Jesse Gress, the Todd Rundgren guitarist and longstanding contributor to Guitar Player, has died, aged 67. Gress died on February 21 at his home in Woodstock, New York, surrounded by his family who announced his passing on Facebook (opens in new tab).
For over 30 years, he provided lessons that brought guitarists closer to the playing styles of our heroes. He had a gift for demystifying musical ideas and translating them into something digestible – to be learned, sure, but also to be used for something creative further down the line.
Guitar Player’s editor-in-chief Christopher Scapelliti described Gress as “an institution”.
“Jesse’s sweetness and good nature were magnetic,” said Scapelliti. “I remember meeting him for the first time in 1997 when I interviewed Todd Rundgren in San Raphael during rehearsals for his With a Twist tour. I was incredibly nervous – Rundgren has been an idol of mine since I was 10 – and Jesse put me at ease. There was an aura of calm about the man that just spread over you.”
When Gress joined Todd Rundgren’s band in 1991, he described it as “a dream come true”. It would work out just as well for Rundgren. To watch Gress play, even just to listen to him talking about the guitar, is to see someone wholly at ease with the instrument. That knowledge that translated so easily to the page, similarly worked out just fine for him onstage.
Inspired by Beck, he would create melodies out of harmonics during his performances, stealing the odd lick, too, because that is another great lesson, one any music educator worth their salt will tell you: you’ve got to steal from the best.
Like Beck, he often favored the Fender Stratocaster, leaning on the bar to accentuate where necessary. Gress recognized that the guitar was a generous instrument that afforded players many different avenues for self-expression.
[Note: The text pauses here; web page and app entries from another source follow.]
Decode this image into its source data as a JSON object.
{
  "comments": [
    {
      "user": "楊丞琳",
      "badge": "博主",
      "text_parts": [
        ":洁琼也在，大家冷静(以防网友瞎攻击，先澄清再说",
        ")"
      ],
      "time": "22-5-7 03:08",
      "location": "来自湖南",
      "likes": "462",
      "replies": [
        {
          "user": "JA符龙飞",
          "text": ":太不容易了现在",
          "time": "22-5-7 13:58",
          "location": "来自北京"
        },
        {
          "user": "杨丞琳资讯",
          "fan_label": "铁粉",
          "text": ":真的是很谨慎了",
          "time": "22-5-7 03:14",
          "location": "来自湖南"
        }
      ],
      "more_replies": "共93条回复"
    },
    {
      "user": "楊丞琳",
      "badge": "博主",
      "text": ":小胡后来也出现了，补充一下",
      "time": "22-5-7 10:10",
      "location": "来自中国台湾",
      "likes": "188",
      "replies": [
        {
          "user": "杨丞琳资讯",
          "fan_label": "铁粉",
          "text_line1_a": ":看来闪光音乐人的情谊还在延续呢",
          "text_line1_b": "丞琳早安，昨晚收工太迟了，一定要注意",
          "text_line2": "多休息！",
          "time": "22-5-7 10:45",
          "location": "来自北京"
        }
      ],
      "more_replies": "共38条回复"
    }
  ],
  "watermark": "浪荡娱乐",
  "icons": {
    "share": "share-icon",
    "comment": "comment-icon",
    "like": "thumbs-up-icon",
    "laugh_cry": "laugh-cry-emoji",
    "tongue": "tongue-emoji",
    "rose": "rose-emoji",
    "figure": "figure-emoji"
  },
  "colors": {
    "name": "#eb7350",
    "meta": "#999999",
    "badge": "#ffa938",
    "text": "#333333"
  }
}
“You’ve got a lot of different places to play the same notes,” he said. “On the piano, this F is one place on the piano, whereas on the guitar [there are] five places for the same note. The guitar is like having five keyboards sticking out in front of you, two octaves each, and they’re staggered by a fourth interval and you gotta decide where you play that note.
“Playing guitar becomes very much pattern-orientated, position playing orientated, or playing along the length of a string. There are just so many ways to get from one note to the next on the guitar.”
But don’t just learn the shapes, he would say. You’ve got to learn the intervals, the spaces between notes and what they sound like. His ear for and appreciation of intervals, his guitar vocabulary, made him a natural transcriber of other artist’s work.
Gress’s credits include tab and score books of the Beatles, Stevie Ray Vaughan, Guns N’ Roses and more, plus a formidable array of reference texts, such as The Guitar Cookbook – essential reading – and Blues Lick Factory, which is a great way to expand your blues guitar vocabulary.
Gress also played with the Tony Levin band, former Yardbirds drummer Jim McCarty, and with fellow Rundgren alum John Ferenzik on his solo albums. In the fan-shot video above, from 2011, he jams with the Mahavishnu Orchestra on Jeff Beck's Scatterbrain.
In 2020, Gress took ill. Following double pneumonia, flu B strain, and sepsis, he was diagnosed with idiopathic pulmonary fibrosis, and required a lung transplant. A GoFundMe was launched and transplant was successful. Scapelliti said a Gress lesson was “like gold” to Guitar Player readers. Never a truer word spoken.
“Everyone at Guitar Player is saddened to learn of Jesse’s passing, as I know our readers are,” he said. “As far as his work goes, Jesse was an institution. His lessons were like gold to our readers, and everyone was a better player for the knowledge he shared with us. I was sorry that he left the magazine to focus on his music and writing, but we were all very lucky to have benefitted from his wisdom, insights and talents for so many years. God bless him.”
For an example of that gold, head over to Guitar Player for Gress’s lesson on Todd Rundgren’s unique chordal chemistry (opens in new tab). Gress’s family has said they will be setting up a MusiCares charity page in his memory.